- How to complete this task
Look through the records and report how many lines include the word "code", with no other words.

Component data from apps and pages
------
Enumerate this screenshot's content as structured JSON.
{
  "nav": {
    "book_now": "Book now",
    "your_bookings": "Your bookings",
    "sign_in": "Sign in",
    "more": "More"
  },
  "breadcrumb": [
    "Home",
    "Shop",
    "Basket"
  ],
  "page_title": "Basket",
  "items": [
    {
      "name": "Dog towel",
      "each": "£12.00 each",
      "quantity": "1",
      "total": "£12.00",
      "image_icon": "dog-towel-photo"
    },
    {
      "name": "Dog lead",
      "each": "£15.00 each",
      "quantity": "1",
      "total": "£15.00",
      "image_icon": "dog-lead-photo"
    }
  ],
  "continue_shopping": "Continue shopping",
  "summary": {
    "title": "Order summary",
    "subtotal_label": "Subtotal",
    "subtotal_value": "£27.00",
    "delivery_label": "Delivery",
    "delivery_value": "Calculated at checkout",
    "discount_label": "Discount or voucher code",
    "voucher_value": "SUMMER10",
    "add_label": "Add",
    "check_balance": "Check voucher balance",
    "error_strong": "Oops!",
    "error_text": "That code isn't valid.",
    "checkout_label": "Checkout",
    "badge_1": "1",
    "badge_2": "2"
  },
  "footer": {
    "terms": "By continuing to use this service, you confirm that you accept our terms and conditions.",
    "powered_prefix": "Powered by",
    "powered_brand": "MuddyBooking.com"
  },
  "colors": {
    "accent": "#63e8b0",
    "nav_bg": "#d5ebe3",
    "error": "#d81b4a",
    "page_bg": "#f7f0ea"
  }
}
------
- Exercise output
2